When Massey got home at 3:15 p.m., her dad gave her medication and rushed his daughter to the emergency room, but she later died at the Children’s Hospital of Philadelphia.

An anonymous school district source told the Philadelphia City Paper, “They told her school was almost out, and she’d get out of school and go straight home. She went to the teacher, who told her there’s no nurse, and just to be calm. If they had called rescue, she would still be here today."

The reason there was no nurse at the school that day is funding.

In 2011, Pennsylvania Governor Tom Corbett (R) approved $961 million in cuts for the state's public schools, plus another $94 million in 2012, reported PennLive.com

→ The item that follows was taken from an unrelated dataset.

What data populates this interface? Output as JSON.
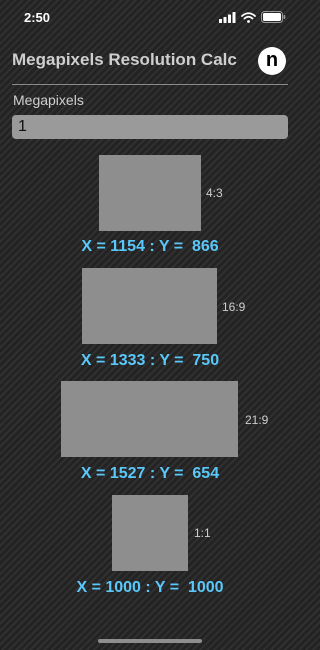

In response to the state cuts, Philadelphia had to close 23 schools this year because of a $304 million deficit, noted MSNBC.

In 2011, there were 289 nurses for the schools, but today there are 179.

“Without the school nurse, at a minimum, persistent errors in judgment will result in a child getting a substandard education,” explained school nurse Eileen Duffey. “In worst-case scenarios, life-threatening conditions may surface while a child is in school and go unnoticed.”

Sources: PennLive.com, MSNBC, Philadelphia City Paper